HOW TO COMPLETE THIS TASK -> No pictures, everything else exact: set down the entries in full.

*** Block opens ***

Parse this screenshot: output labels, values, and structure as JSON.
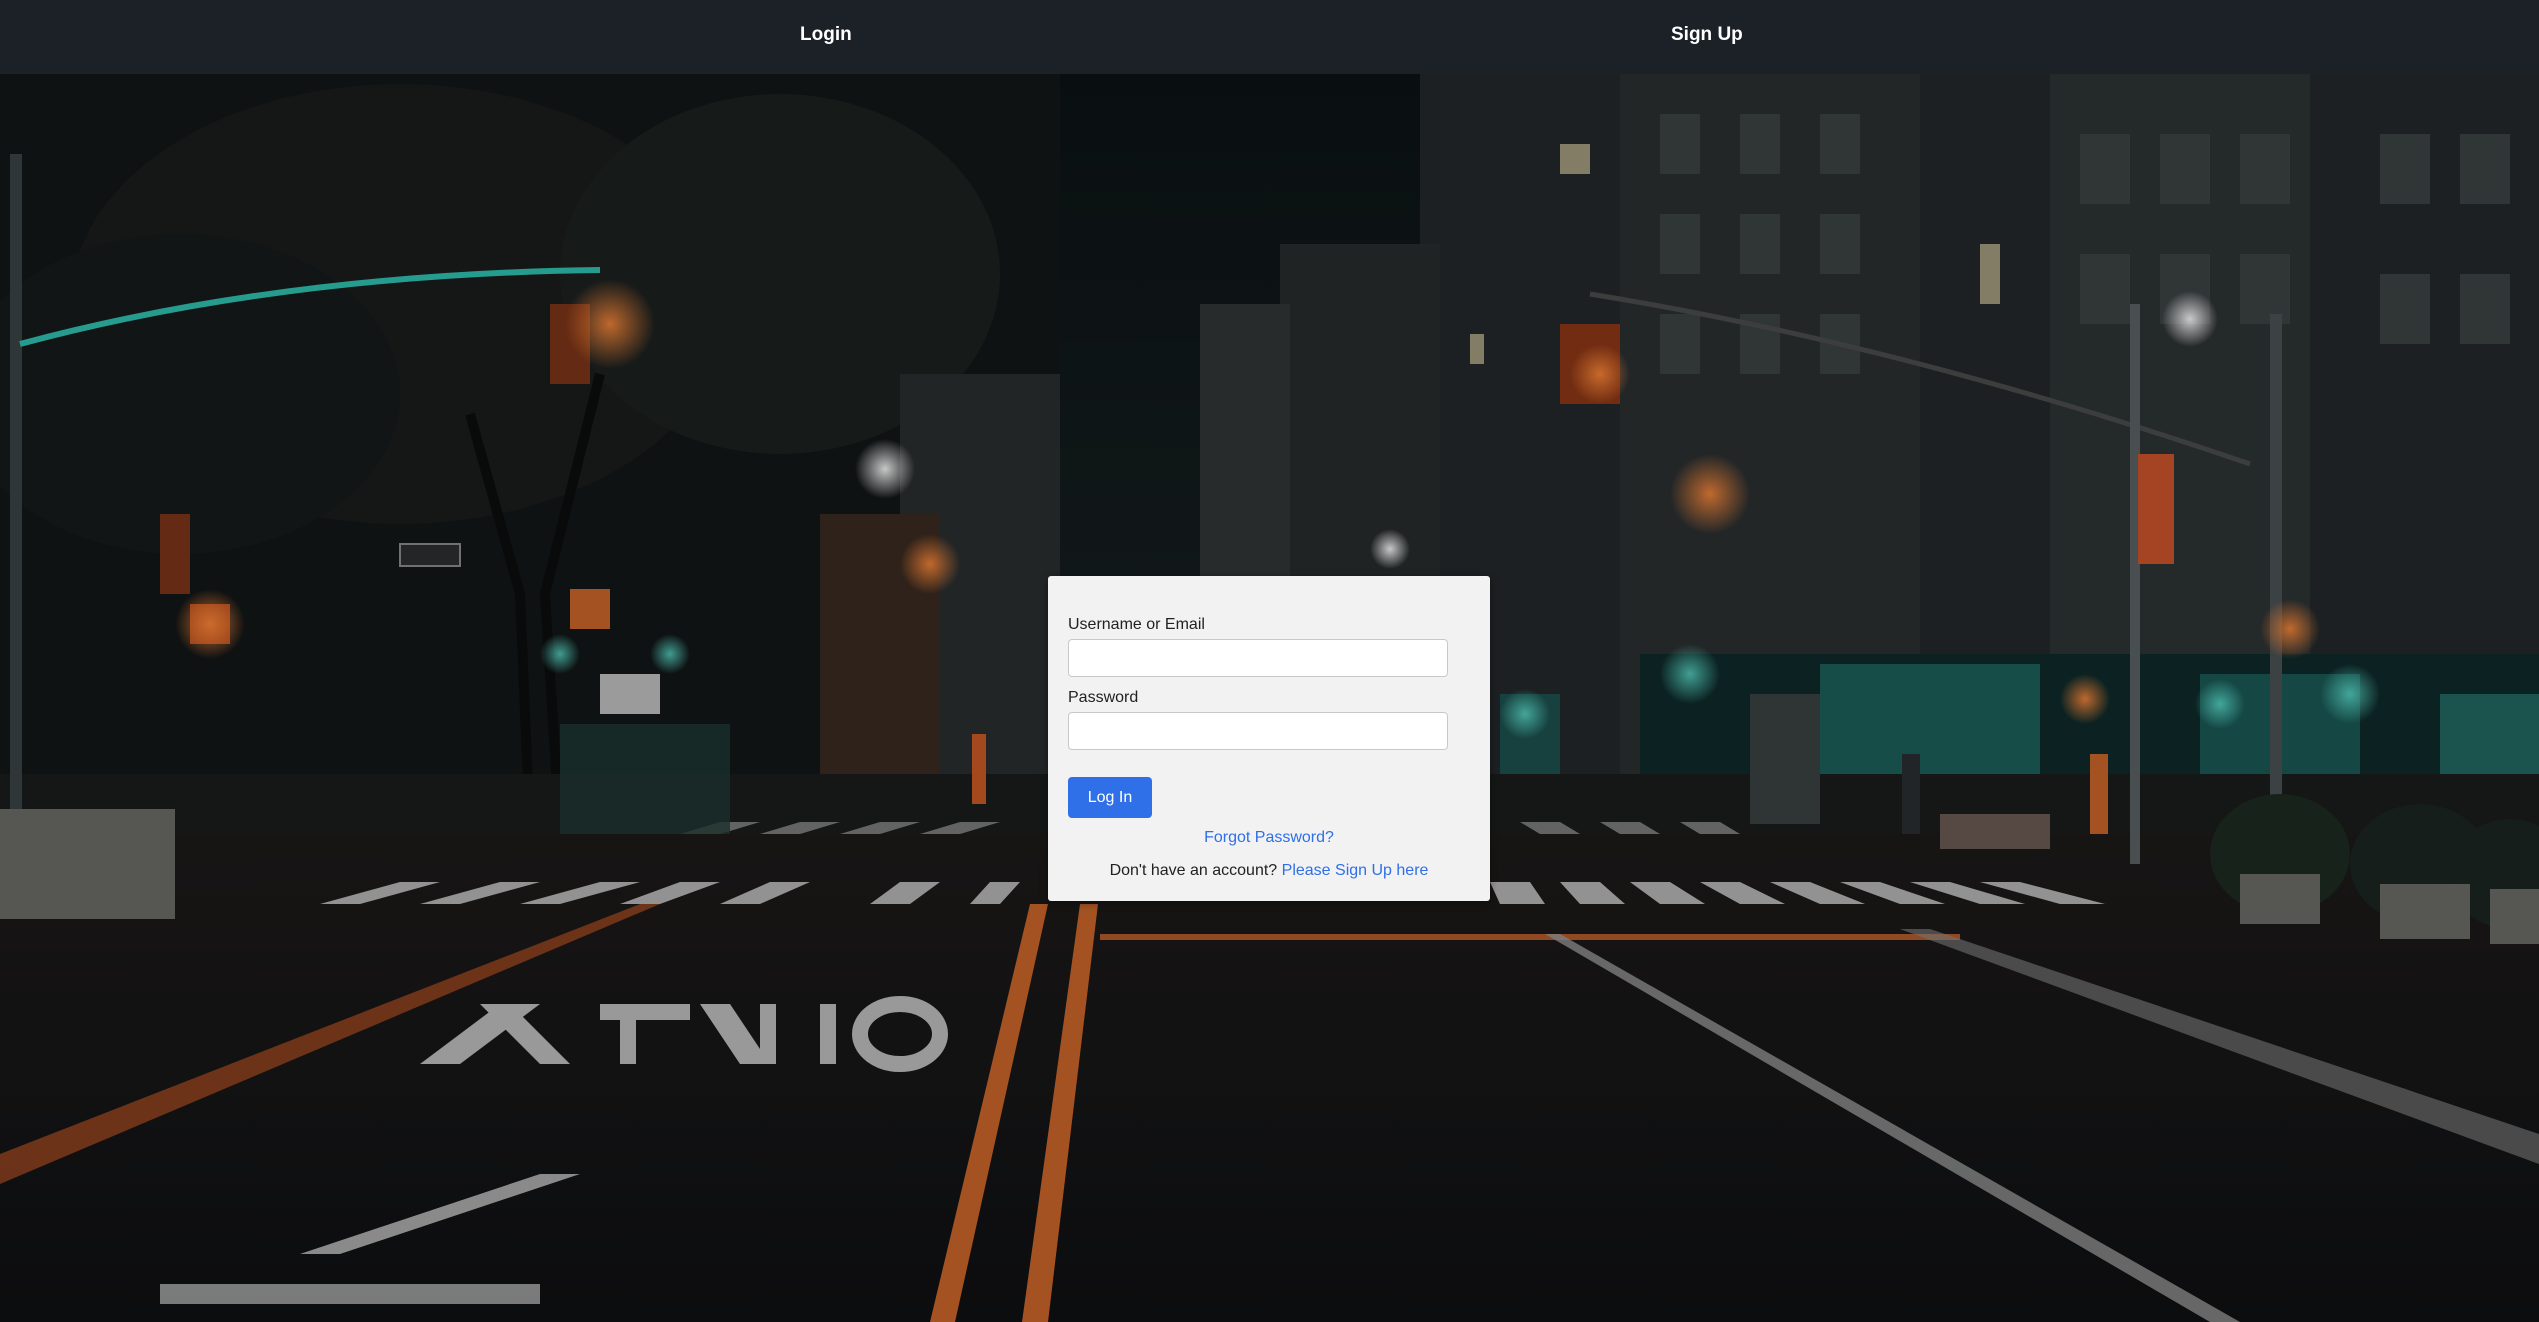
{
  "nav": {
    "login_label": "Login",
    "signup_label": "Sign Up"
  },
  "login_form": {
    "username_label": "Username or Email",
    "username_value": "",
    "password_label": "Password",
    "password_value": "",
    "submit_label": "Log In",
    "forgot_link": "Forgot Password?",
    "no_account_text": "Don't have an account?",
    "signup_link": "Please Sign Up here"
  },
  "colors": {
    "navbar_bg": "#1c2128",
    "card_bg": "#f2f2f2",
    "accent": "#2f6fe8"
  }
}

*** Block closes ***

EXERCISE RESULT ->
Parse this screenshot: output labels, values, and structure as JSON.
{
  "nav": {
    "login_label": "Login",
    "signup_label": "Sign Up"
  },
  "login_form": {
    "username_label": "Username or Email",
    "username_value": "",
    "password_label": "Password",
    "password_value": "",
    "submit_label": "Log In",
    "forgot_link": "Forgot Password?",
    "no_account_text": "Don't have an account?",
    "signup_link": "Please Sign Up here"
  },
  "colors": {
    "navbar_bg": "#1c2128",
    "card_bg": "#f2f2f2",
    "accent": "#2f6fe8"
  }
}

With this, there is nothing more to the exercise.